What the task requires. The listing that follows must be retyped in full, exactly.

◆ ◆ ◆ ◆

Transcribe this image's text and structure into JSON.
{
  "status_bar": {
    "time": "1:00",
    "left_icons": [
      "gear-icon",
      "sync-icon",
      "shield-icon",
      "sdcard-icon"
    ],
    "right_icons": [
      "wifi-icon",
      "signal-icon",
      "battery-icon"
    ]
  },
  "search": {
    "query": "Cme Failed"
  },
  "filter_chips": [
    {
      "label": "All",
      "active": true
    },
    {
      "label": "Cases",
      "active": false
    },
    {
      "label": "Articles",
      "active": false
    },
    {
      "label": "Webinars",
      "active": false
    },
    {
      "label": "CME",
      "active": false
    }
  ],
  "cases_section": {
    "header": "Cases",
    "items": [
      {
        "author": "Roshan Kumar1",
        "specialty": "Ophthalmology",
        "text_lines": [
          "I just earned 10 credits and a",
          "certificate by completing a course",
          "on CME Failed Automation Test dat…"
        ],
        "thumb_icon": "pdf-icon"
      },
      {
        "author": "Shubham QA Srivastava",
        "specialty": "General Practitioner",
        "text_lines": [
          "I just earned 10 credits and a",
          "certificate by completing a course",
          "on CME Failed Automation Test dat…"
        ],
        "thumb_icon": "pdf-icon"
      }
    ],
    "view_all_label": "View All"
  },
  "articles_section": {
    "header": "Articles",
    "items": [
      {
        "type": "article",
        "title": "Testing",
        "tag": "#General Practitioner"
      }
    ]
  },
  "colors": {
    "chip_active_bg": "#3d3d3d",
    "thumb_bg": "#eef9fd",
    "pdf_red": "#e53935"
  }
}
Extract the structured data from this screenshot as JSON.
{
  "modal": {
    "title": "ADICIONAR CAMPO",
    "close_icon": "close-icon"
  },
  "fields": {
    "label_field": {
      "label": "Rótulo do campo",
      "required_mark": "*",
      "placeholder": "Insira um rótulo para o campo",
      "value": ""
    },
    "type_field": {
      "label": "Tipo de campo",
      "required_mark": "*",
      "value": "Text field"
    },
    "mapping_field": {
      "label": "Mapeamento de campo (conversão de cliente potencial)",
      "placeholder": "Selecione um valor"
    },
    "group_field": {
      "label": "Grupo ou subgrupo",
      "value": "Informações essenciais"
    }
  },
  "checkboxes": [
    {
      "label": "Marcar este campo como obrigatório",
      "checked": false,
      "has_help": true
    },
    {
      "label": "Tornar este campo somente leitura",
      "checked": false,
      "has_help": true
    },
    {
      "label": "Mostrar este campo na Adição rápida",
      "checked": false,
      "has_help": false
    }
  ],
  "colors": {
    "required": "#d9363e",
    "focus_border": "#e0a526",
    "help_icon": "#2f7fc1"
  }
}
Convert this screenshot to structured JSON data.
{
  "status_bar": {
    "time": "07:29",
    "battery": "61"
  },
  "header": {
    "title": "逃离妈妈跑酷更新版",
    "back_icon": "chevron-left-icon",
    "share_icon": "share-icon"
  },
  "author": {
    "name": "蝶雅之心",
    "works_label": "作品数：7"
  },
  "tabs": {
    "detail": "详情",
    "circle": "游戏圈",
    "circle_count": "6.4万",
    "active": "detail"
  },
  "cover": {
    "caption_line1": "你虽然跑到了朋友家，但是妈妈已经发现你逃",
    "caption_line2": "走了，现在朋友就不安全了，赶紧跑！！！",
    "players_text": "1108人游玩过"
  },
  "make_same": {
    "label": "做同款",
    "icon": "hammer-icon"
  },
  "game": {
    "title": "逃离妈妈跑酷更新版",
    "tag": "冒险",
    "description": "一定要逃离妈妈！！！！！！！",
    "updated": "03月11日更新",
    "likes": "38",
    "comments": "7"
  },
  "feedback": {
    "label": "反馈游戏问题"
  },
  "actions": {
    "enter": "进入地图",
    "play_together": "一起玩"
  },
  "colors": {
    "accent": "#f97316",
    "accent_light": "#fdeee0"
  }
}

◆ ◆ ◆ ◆

Answer box.
Transcribe this image's text and structure into JSON.
{
  "status_bar": {
    "time": "1:00",
    "left_icons": [
      "gear-icon",
      "sync-icon",
      "shield-icon",
      "sdcard-icon"
    ],
    "right_icons": [
      "wifi-icon",
      "signal-icon",
      "battery-icon"
    ]
  },
  "search": {
    "query": "Cme Failed"
  },
  "filter_chips": [
    {
      "label": "All",
      "active": true
    },
    {
      "label": "Cases",
      "active": false
    },
    {
      "label": "Articles",
      "active": false
    },
    {
      "label": "Webinars",
      "active": false
    },
    {
      "label": "CME",
      "active": false
    }
  ],
  "cases_section": {
    "header": "Cases",
    "items": [
      {
        "author": "Roshan Kumar1",
        "specialty": "Ophthalmology",
        "text_lines": [
          "I just earned 10 credits and a",
          "certificate by completing a course",
          "on CME Failed Automation Test dat…"
        ],
        "thumb_icon": "pdf-icon"
      },
      {
        "author": "Shubham QA Srivastava",
        "specialty": "General Practitioner",
        "text_lines": [
          "I just earned 10 credits and a",
          "certificate by completing a course",
          "on CME Failed Automation Test dat…"
        ],
        "thumb_icon": "pdf-icon"
      }
    ],
    "view_all_label": "View All"
  },
  "articles_section": {
    "header": "Articles",
    "items": [
      {
        "type": "article",
        "title": "Testing",
        "tag": "#General Practitioner"
      }
    ]
  },
  "colors": {
    "chip_active_bg": "#3d3d3d",
    "thumb_bg": "#eef9fd",
    "pdf_red": "#e53935"
  }
}
Extract the structured data from this screenshot as JSON.
{
  "modal": {
    "title": "ADICIONAR CAMPO",
    "close_icon": "close-icon"
  },
  "fields": {
    "label_field": {
      "label": "Rótulo do campo",
      "required_mark": "*",
      "placeholder": "Insira um rótulo para o campo",
      "value": ""
    },
    "type_field": {
      "label": "Tipo de campo",
      "required_mark": "*",
      "value": "Text field"
    },
    "mapping_field": {
      "label": "Mapeamento de campo (conversão de cliente potencial)",
      "placeholder": "Selecione um valor"
    },
    "group_field": {
      "label": "Grupo ou subgrupo",
      "value": "Informações essenciais"
    }
  },
  "checkboxes": [
    {
      "label": "Marcar este campo como obrigatório",
      "checked": false,
      "has_help": true
    },
    {
      "label": "Tornar este campo somente leitura",
      "checked": false,
      "has_help": true
    },
    {
      "label": "Mostrar este campo na Adição rápida",
      "checked": false,
      "has_help": false
    }
  ],
  "colors": {
    "required": "#d9363e",
    "focus_border": "#e0a526",
    "help_icon": "#2f7fc1"
  }
}
Convert this screenshot to structured JSON data.
{
  "status_bar": {
    "time": "07:29",
    "battery": "61"
  },
  "header": {
    "title": "逃离妈妈跑酷更新版",
    "back_icon": "chevron-left-icon",
    "share_icon": "share-icon"
  },
  "author": {
    "name": "蝶雅之心",
    "works_label": "作品数：7"
  },
  "tabs": {
    "detail": "详情",
    "circle": "游戏圈",
    "circle_count": "6.4万",
    "active": "detail"
  },
  "cover": {
    "caption_line1": "你虽然跑到了朋友家，但是妈妈已经发现你逃",
    "caption_line2": "走了，现在朋友就不安全了，赶紧跑！！！",
    "players_text": "1108人游玩过"
  },
  "make_same": {
    "label": "做同款",
    "icon": "hammer-icon"
  },
  "game": {
    "title": "逃离妈妈跑酷更新版",
    "tag": "冒险",
    "description": "一定要逃离妈妈！！！！！！！",
    "updated": "03月11日更新",
    "likes": "38",
    "comments": "7"
  },
  "feedback": {
    "label": "反馈游戏问题"
  },
  "actions": {
    "enter": "进入地图",
    "play_together": "一起玩"
  },
  "colors": {
    "accent": "#f97316",
    "accent_light": "#fdeee0"
  }
}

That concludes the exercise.